Building on first principles alone can not guarantee success. Assembly is as close as programmers can get to typing 1s and 0s, but it was still replaced with COBOL (and later C).
The missing ingredient was usability.
We saw the same story play out with the switch from the network to relational model. The network model had faster performance, but every company today uses relational databases because of its simplicity (to get started).
"The best games are easy to learn but hard to master" - Nolan Bushnell, founder of Atari
Nolan Bushnell knew the secret to getting people to use a new product. Assembly unfortunately was both difficult to learn and difficult to master.
SQL found the perfect balance. With ~10 SQL commands, anyone can learn the 20% that will get you 80% of the way there. But there is a long path of indexing, views, and optimization to becoming a master.
Listening and Adapting
Query languages are not timeless monoliths but adaptive groups of standards that change over time. The SQL standard has continued to adapt over time and incorporate feedback from its users.
Since the original conception we have seen 10 different SQL standards all with important updates. Here were 3 big ones:
- SQL:1999: Added regular expression matching, recursive queries (e.g. transitive closure), triggers, support for procedural and control-of-flow statements, non-scalar types (arrays), and some object-oriented features (e.g. structured types). Support for embedding SQL in Java (SQL/OLB) and vice versa (SQL/JRT).
- SQL:2003: Introduced XML-related features (SQL/XML), window functions, standardized sequences, and columns with auto-generated values (including identity-columns).

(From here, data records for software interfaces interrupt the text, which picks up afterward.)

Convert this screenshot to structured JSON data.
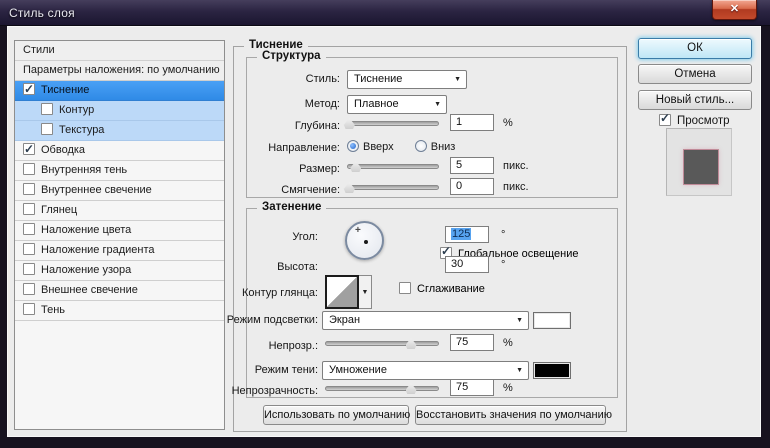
{
  "window": {
    "title": "Стиль слоя"
  },
  "icons": {
    "close": "✕",
    "check": "✓",
    "dropdown_arrow": "▼",
    "crosshair": "+"
  },
  "colors": {
    "selection_blue": "#3d97f2",
    "sub_row_blue": "#bcd9f8",
    "highlight_swatch": "#ffffff",
    "shadow_swatch": "#000000",
    "preview_fill": "#595959"
  },
  "sidebar": {
    "header": "Стили",
    "blend_options": "Параметры наложения: по умолчанию",
    "items": [
      {
        "label": "Тиснение",
        "checked": true,
        "selected": true
      },
      {
        "label": "Контур",
        "checked": false
      },
      {
        "label": "Текстура",
        "checked": false
      },
      {
        "label": "Обводка",
        "checked": true
      },
      {
        "label": "Внутренняя тень",
        "checked": false
      },
      {
        "label": "Внутреннее свечение",
        "checked": false
      },
      {
        "label": "Глянец",
        "checked": false
      },
      {
        "label": "Наложение цвета",
        "checked": false
      },
      {
        "label": "Наложение градиента",
        "checked": false
      },
      {
        "label": "Наложение узора",
        "checked": false
      },
      {
        "label": "Внешнее свечение",
        "checked": false
      },
      {
        "label": "Тень",
        "checked": false
      }
    ]
  },
  "main": {
    "group_title": "Тиснение",
    "structure": {
      "title": "Структура",
      "style_label": "Стиль:",
      "style_value": "Тиснение",
      "method_label": "Метод:",
      "method_value": "Плавное",
      "depth_label": "Глубина:",
      "depth_value": "1",
      "depth_unit": "%",
      "depth_thumb": "2%",
      "direction_label": "Направление:",
      "direction_up": "Вверх",
      "direction_down": "Вниз",
      "size_label": "Размер:",
      "size_value": "5",
      "size_unit": "пикс.",
      "size_thumb": "9%",
      "soften_label": "Смягчение:",
      "soften_value": "0",
      "soften_unit": "пикс.",
      "soften_thumb": "2%"
    },
    "shading": {
      "title": "Затенение",
      "angle_label": "Угол:",
      "angle_value": "125",
      "angle_unit": "°",
      "global_light_label": "Глобальное освещение",
      "altitude_label": "Высота:",
      "altitude_value": "30",
      "altitude_unit": "°",
      "gloss_contour_label": "Контур глянца:",
      "anti_alias_label": "Сглаживание",
      "highlight_mode_label": "Режим подсветки:",
      "highlight_mode_value": "Экран",
      "highlight_opacity_label": "Непрозр.:",
      "highlight_opacity_value": "75",
      "highlight_opacity_unit": "%",
      "highlight_opacity_thumb": "75%",
      "shadow_mode_label": "Режим тени:",
      "shadow_mode_value": "Умножение",
      "shadow_opacity_label": "Непрозрачность:",
      "shadow_opacity_value": "75",
      "shadow_opacity_unit": "%",
      "shadow_opacity_thumb": "75%"
    },
    "footer_buttons": {
      "make_default": "Использовать по умолчанию",
      "reset_default": "Восстановить значения по умолчанию"
    }
  },
  "actions": {
    "ok": "ОК",
    "cancel": "Отмена",
    "new_style": "Новый стиль...",
    "preview": "Просмотр"
  }
}
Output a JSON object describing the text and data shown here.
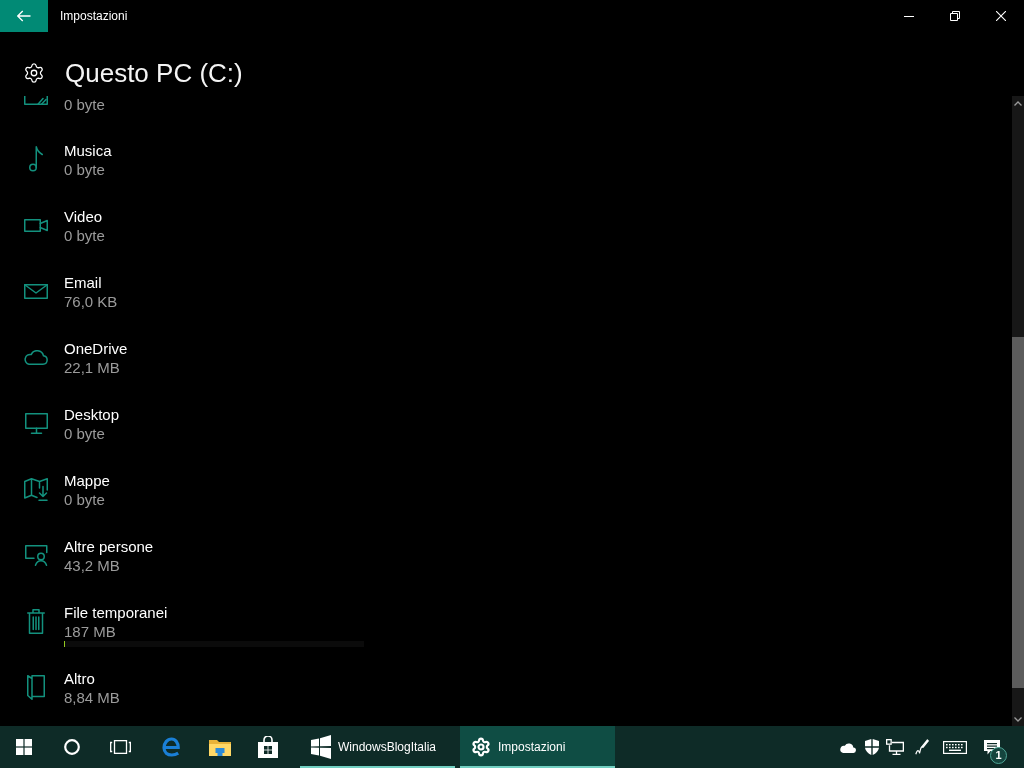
{
  "window": {
    "title": "Impostazioni"
  },
  "page": {
    "title": "Questo PC (C:)"
  },
  "categories": [
    {
      "kind": "pictures",
      "size": "0 byte"
    },
    {
      "kind": "music",
      "name": "Musica",
      "size": "0 byte"
    },
    {
      "kind": "video",
      "name": "Video",
      "size": "0 byte"
    },
    {
      "kind": "mail",
      "name": "Email",
      "size": "76,0 KB"
    },
    {
      "kind": "cloud",
      "name": "OneDrive",
      "size": "22,1 MB"
    },
    {
      "kind": "desktop",
      "name": "Desktop",
      "size": "0 byte"
    },
    {
      "kind": "maps",
      "name": "Mappe",
      "size": "0 byte"
    },
    {
      "kind": "users",
      "name": "Altre persone",
      "size": "43,2 MB"
    },
    {
      "kind": "temp",
      "name": "File temporanei",
      "size": "187 MB",
      "level": 0.004
    },
    {
      "kind": "other",
      "name": "Altro",
      "size": "8,84 MB"
    }
  ],
  "taskbar": {
    "apps": [
      {
        "kind": "website",
        "label": "WindowsBlogItalia",
        "selected": false
      },
      {
        "kind": "settings",
        "label": "Impostazioni",
        "selected": true
      }
    ],
    "notification_count": "1"
  }
}
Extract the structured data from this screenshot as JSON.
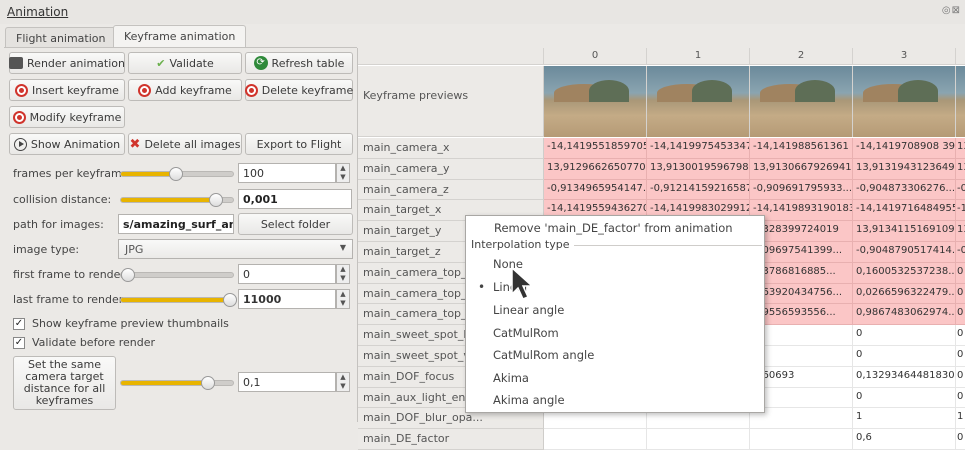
{
  "window": {
    "title": "Animation",
    "controls": "◎⊠"
  },
  "tabs": [
    "Flight animation",
    "Keyframe animation"
  ],
  "buttons": {
    "render": "Render animation",
    "validate": "Validate",
    "refresh": "Refresh table",
    "insert": "Insert keyframe",
    "add": "Add keyframe",
    "delete": "Delete keyframe",
    "modify": "Modify keyframe",
    "show": "Show Animation",
    "delete_all": "Delete all images",
    "export": "Export to Flight",
    "select_folder": "Select folder"
  },
  "settings": {
    "frames_per_keyframe": {
      "label": "frames per keyframe:",
      "value": "100"
    },
    "collision_distance": {
      "label": "collision distance:",
      "value": "0,001"
    },
    "path_for_images": {
      "label": "path for images:",
      "value": "s/amazing_surf_anim/"
    },
    "image_type": {
      "label": "image type:",
      "value": "JPG"
    },
    "first_frame": {
      "label": "first frame to render:",
      "value": "0"
    },
    "last_frame": {
      "label": "last frame to render:",
      "value": "11000"
    },
    "show_thumbnails": {
      "label": "Show keyframe preview thumbnails",
      "checked": "✓"
    },
    "validate_before": {
      "label": "Validate before render",
      "checked": "✓"
    },
    "same_distance": {
      "label": "Set the same camera target distance for all keyframes",
      "value": "0,1"
    }
  },
  "table": {
    "columns": [
      "0",
      "1",
      "2",
      "3"
    ],
    "preview_label": "Keyframe previews",
    "rows": [
      {
        "name": "main_camera_x",
        "cells": [
          "-14,14195518597055",
          "-14,1419975453347",
          "-14,141988561361 85",
          "-14,1419708908 39..."
        ]
      },
      {
        "name": "main_camera_y",
        "cells": [
          "13,91296626507707",
          "13,91300195967982",
          "13,91306679269415",
          "13,91319431236494"
        ]
      },
      {
        "name": "main_camera_z",
        "cells": [
          "-0,9134965954147...",
          "-0,912141592165872 1",
          "-0,909691795933...",
          "-0,904873306276..."
        ]
      },
      {
        "name": "main_target_x",
        "cells": [
          "-14,14195594362708",
          "-14,14199830299123",
          "-14,14198931901838",
          "-14,14197164849555"
        ]
      },
      {
        "name": "main_target_y",
        "cells": [
          "",
          "",
          "...328399724019",
          "13,91341151691098"
        ]
      },
      {
        "name": "main_target_z",
        "cells": [
          "",
          "",
          "...09697541399...",
          "-0,9048790517414..."
        ]
      },
      {
        "name": "main_camera_top_x",
        "cells": [
          "",
          "",
          "...3786816885...",
          "0,1600532537238..."
        ]
      },
      {
        "name": "main_camera_top_y",
        "cells": [
          "",
          "",
          "...63920434756...",
          "0,0266596322479..."
        ]
      },
      {
        "name": "main_camera_top_z",
        "cells": [
          "",
          "",
          "...9556593556...",
          "0,9867483062974..."
        ]
      },
      {
        "name": "main_sweet_spot_hori...",
        "cells": [
          "",
          "",
          "",
          "0"
        ]
      },
      {
        "name": "main_sweet_spot_ver...",
        "cells": [
          "",
          "",
          "",
          "0"
        ]
      },
      {
        "name": "main_DOF_focus",
        "cells": [
          "",
          "",
          "...60693",
          "0,132934644818306"
        ]
      },
      {
        "name": "main_aux_light_enab...",
        "cells": [
          "",
          "",
          "",
          "0"
        ]
      },
      {
        "name": "main_DOF_blur_opa...",
        "cells": [
          "",
          "",
          "",
          "1"
        ]
      },
      {
        "name": "main_DE_factor",
        "cells": [
          "",
          "",
          "",
          "0,6"
        ]
      }
    ],
    "edge_cells": [
      "13",
      "13",
      "-0",
      "-1",
      "13",
      "-0",
      "0",
      "0",
      "0",
      "0",
      "0",
      "0",
      "0",
      "1",
      "0"
    ]
  },
  "context_menu": {
    "remove": "Remove 'main_DE_factor' from animation",
    "section": "Interpolation type",
    "items": [
      "None",
      "Linear",
      "Linear angle",
      "CatMulRom",
      "CatMulRom angle",
      "Akima",
      "Akima angle"
    ],
    "selected_bullet": "•"
  }
}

- SQL:2016: Adds row pattern matching, polymorphic table functions, JSON.
SQL also demonstrates the power of creating rails that other products can build on. Instead of enforcing a syntax, SQL provides a standard for each database to create their own implementation (T-SQL, MySQL, PSQL, etc).
Adoption of APIs
The final secret behind SQL’s success has been the rise of application programming interfaces (API). APIs simplify programming by abstracting the underlying implementation and only exposing objects or actions the developer needs.
APIs allow SQL to continue to adapt to new technologies with specialized syntax. In 2006 Hadoop introduced the distributed file system (HDFS), which was initially inaccessible to the SQL syntax. Then in 2013 Apache created Apache Impala, which allowed developers to use SQL to query HDFS databases.
The Fascinating Story of SQL
SQL is one of the most ubiquitous programming languages today, but we often forget how long of a history it has had. Its journey started at the dawn of modern computing and was brought to life by 2 Turing award recipients.
I've shared my thoughts on why SQL has been able to maintain its dominance: first principles, Bushnell’s law, adapting, and APIs. Leave a comment and let me know what you think were the major factors that contributed to SQL’s success.
There is one more technology to talk about that hasn’t changed in 50 years.
Working with databases is becoming an increasingly collaborative process as more people learn SQL. Developers today may be seen working with individuals on a marketing team to analyze user data, or debugging queries with a data scientist.
Arctype has built a collaborative SQL editor that allows you to easily share databases, queries, and dashboards with anyone. Join our growing community and try out Arctype today.